§ **Requirement**
Given the entries below, please return each one exactly.

Records from a collection:
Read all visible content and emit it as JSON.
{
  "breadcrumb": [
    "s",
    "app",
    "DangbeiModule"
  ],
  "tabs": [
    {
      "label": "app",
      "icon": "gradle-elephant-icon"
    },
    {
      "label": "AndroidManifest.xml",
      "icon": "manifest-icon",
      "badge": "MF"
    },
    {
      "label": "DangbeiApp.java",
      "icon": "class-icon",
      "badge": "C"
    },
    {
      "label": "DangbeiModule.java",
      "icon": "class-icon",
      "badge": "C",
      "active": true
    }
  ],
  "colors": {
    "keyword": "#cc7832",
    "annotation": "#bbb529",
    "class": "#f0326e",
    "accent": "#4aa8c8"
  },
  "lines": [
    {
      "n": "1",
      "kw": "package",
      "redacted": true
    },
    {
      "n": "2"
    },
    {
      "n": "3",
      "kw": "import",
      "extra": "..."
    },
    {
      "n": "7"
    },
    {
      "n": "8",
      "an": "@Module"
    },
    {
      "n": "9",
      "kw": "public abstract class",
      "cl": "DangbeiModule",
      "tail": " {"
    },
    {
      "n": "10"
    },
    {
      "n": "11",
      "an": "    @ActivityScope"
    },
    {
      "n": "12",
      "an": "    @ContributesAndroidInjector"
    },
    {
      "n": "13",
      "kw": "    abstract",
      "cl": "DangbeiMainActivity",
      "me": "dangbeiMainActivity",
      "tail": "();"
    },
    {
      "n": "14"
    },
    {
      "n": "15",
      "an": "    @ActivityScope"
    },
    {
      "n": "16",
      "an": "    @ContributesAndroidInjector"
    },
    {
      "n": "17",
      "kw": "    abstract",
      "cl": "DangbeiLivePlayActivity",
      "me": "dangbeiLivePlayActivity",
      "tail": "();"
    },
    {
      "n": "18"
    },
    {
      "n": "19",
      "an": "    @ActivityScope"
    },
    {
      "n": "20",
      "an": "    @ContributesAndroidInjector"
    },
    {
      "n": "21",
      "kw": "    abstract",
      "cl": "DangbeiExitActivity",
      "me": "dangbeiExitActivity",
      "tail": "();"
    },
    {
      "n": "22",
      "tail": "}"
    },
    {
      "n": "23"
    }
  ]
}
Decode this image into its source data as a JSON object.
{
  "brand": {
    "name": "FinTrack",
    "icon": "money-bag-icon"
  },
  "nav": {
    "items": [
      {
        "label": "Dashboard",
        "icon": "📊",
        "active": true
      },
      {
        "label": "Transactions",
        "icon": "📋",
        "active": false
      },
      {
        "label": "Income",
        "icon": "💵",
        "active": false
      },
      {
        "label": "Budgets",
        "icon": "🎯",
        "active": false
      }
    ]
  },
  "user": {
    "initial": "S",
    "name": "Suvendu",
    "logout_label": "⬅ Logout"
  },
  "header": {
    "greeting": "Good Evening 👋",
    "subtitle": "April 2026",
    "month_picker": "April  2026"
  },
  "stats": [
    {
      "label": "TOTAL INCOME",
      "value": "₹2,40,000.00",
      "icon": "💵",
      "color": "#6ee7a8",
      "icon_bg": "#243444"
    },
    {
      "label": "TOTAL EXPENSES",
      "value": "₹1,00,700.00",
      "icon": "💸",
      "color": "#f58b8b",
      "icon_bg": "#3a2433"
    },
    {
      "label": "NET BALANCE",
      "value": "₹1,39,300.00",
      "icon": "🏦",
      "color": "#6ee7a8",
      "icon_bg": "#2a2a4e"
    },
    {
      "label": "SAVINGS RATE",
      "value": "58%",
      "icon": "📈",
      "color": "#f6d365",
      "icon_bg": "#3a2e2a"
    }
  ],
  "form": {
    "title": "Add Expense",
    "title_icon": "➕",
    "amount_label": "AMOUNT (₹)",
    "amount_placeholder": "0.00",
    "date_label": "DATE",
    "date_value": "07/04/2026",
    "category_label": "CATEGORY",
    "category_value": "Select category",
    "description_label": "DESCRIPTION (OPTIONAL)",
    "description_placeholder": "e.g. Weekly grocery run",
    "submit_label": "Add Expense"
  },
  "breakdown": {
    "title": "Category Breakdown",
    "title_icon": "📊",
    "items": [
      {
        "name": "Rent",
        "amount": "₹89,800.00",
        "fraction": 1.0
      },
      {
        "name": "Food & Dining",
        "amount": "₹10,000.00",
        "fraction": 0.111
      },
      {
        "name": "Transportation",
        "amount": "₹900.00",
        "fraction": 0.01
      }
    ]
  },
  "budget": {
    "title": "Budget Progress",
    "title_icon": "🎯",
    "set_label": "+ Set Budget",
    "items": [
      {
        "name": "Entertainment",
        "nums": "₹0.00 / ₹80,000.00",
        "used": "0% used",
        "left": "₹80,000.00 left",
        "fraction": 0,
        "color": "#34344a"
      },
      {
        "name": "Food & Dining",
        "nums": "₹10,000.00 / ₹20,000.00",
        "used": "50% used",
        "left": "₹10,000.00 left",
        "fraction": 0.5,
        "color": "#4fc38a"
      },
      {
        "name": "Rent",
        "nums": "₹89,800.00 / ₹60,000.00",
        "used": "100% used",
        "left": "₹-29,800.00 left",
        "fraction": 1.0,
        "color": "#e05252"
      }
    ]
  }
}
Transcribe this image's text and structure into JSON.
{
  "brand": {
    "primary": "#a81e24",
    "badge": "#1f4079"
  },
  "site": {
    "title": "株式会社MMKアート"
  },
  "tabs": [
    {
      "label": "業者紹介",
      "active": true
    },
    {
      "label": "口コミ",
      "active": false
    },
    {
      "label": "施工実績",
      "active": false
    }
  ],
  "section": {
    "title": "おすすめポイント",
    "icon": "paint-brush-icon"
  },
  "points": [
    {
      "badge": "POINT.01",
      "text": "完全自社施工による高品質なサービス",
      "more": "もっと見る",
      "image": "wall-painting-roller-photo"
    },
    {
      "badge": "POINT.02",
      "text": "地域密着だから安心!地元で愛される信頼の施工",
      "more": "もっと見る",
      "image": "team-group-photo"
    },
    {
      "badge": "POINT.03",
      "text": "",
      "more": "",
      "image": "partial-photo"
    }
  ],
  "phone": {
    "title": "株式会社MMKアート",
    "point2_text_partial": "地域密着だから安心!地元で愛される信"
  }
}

§ **Solved problem**
Read all visible content and emit it as JSON.
{
  "breadcrumb": [
    "s",
    "app",
    "DangbeiModule"
  ],
  "tabs": [
    {
      "label": "app",
      "icon": "gradle-elephant-icon"
    },
    {
      "label": "AndroidManifest.xml",
      "icon": "manifest-icon",
      "badge": "MF"
    },
    {
      "label": "DangbeiApp.java",
      "icon": "class-icon",
      "badge": "C"
    },
    {
      "label": "DangbeiModule.java",
      "icon": "class-icon",
      "badge": "C",
      "active": true
    }
  ],
  "colors": {
    "keyword": "#cc7832",
    "annotation": "#bbb529",
    "class": "#f0326e",
    "accent": "#4aa8c8"
  },
  "lines": [
    {
      "n": "1",
      "kw": "package",
      "redacted": true
    },
    {
      "n": "2"
    },
    {
      "n": "3",
      "kw": "import",
      "extra": "..."
    },
    {
      "n": "7"
    },
    {
      "n": "8",
      "an": "@Module"
    },
    {
      "n": "9",
      "kw": "public abstract class",
      "cl": "DangbeiModule",
      "tail": " {"
    },
    {
      "n": "10"
    },
    {
      "n": "11",
      "an": "    @ActivityScope"
    },
    {
      "n": "12",
      "an": "    @ContributesAndroidInjector"
    },
    {
      "n": "13",
      "kw": "    abstract",
      "cl": "DangbeiMainActivity",
      "me": "dangbeiMainActivity",
      "tail": "();"
    },
    {
      "n": "14"
    },
    {
      "n": "15",
      "an": "    @ActivityScope"
    },
    {
      "n": "16",
      "an": "    @ContributesAndroidInjector"
    },
    {
      "n": "17",
      "kw": "    abstract",
      "cl": "DangbeiLivePlayActivity",
      "me": "dangbeiLivePlayActivity",
      "tail": "();"
    },
    {
      "n": "18"
    },
    {
      "n": "19",
      "an": "    @ActivityScope"
    },
    {
      "n": "20",
      "an": "    @ContributesAndroidInjector"
    },
    {
      "n": "21",
      "kw": "    abstract",
      "cl": "DangbeiExitActivity",
      "me": "dangbeiExitActivity",
      "tail": "();"
    },
    {
      "n": "22",
      "tail": "}"
    },
    {
      "n": "23"
    }
  ]
}
Decode this image into its source data as a JSON object.
{
  "brand": {
    "name": "FinTrack",
    "icon": "money-bag-icon"
  },
  "nav": {
    "items": [
      {
        "label": "Dashboard",
        "icon": "📊",
        "active": true
      },
      {
        "label": "Transactions",
        "icon": "📋",
        "active": false
      },
      {
        "label": "Income",
        "icon": "💵",
        "active": false
      },
      {
        "label": "Budgets",
        "icon": "🎯",
        "active": false
      }
    ]
  },
  "user": {
    "initial": "S",
    "name": "Suvendu",
    "logout_label": "⬅ Logout"
  },
  "header": {
    "greeting": "Good Evening 👋",
    "subtitle": "April 2026",
    "month_picker": "April  2026"
  },
  "stats": [
    {
      "label": "TOTAL INCOME",
      "value": "₹2,40,000.00",
      "icon": "💵",
      "color": "#6ee7a8",
      "icon_bg": "#243444"
    },
    {
      "label": "TOTAL EXPENSES",
      "value": "₹1,00,700.00",
      "icon": "💸",
      "color": "#f58b8b",
      "icon_bg": "#3a2433"
    },
    {
      "label": "NET BALANCE",
      "value": "₹1,39,300.00",
      "icon": "🏦",
      "color": "#6ee7a8",
      "icon_bg": "#2a2a4e"
    },
    {
      "label": "SAVINGS RATE",
      "value": "58%",
      "icon": "📈",
      "color": "#f6d365",
      "icon_bg": "#3a2e2a"
    }
  ],
  "form": {
    "title": "Add Expense",
    "title_icon": "➕",
    "amount_label": "AMOUNT (₹)",
    "amount_placeholder": "0.00",
    "date_label": "DATE",
    "date_value": "07/04/2026",
    "category_label": "CATEGORY",
    "category_value": "Select category",
    "description_label": "DESCRIPTION (OPTIONAL)",
    "description_placeholder": "e.g. Weekly grocery run",
    "submit_label": "Add Expense"
  },
  "breakdown": {
    "title": "Category Breakdown",
    "title_icon": "📊",
    "items": [
      {
        "name": "Rent",
        "amount": "₹89,800.00",
        "fraction": 1.0
      },
      {
        "name": "Food & Dining",
        "amount": "₹10,000.00",
        "fraction": 0.111
      },
      {
        "name": "Transportation",
        "amount": "₹900.00",
        "fraction": 0.01
      }
    ]
  },
  "budget": {
    "title": "Budget Progress",
    "title_icon": "🎯",
    "set_label": "+ Set Budget",
    "items": [
      {
        "name": "Entertainment",
        "nums": "₹0.00 / ₹80,000.00",
        "used": "0% used",
        "left": "₹80,000.00 left",
        "fraction": 0,
        "color": "#34344a"
      },
      {
        "name": "Food & Dining",
        "nums": "₹10,000.00 / ₹20,000.00",
        "used": "50% used",
        "left": "₹10,000.00 left",
        "fraction": 0.5,
        "color": "#4fc38a"
      },
      {
        "name": "Rent",
        "nums": "₹89,800.00 / ₹60,000.00",
        "used": "100% used",
        "left": "₹-29,800.00 left",
        "fraction": 1.0,
        "color": "#e05252"
      }
    ]
  }
}
Transcribe this image's text and structure into JSON.
{
  "brand": {
    "primary": "#a81e24",
    "badge": "#1f4079"
  },
  "site": {
    "title": "株式会社MMKアート"
  },
  "tabs": [
    {
      "label": "業者紹介",
      "active": true
    },
    {
      "label": "口コミ",
      "active": false
    },
    {
      "label": "施工実績",
      "active": false
    }
  ],
  "section": {
    "title": "おすすめポイント",
    "icon": "paint-brush-icon"
  },
  "points": [
    {
      "badge": "POINT.01",
      "text": "完全自社施工による高品質なサービス",
      "more": "もっと見る",
      "image": "wall-painting-roller-photo"
    },
    {
      "badge": "POINT.02",
      "text": "地域密着だから安心!地元で愛される信頼の施工",
      "more": "もっと見る",
      "image": "team-group-photo"
    },
    {
      "badge": "POINT.03",
      "text": "",
      "more": "",
      "image": "partial-photo"
    }
  ],
  "phone": {
    "title": "株式会社MMKアート",
    "point2_text_partial": "地域密着だから安心!地元で愛される信"
  }
}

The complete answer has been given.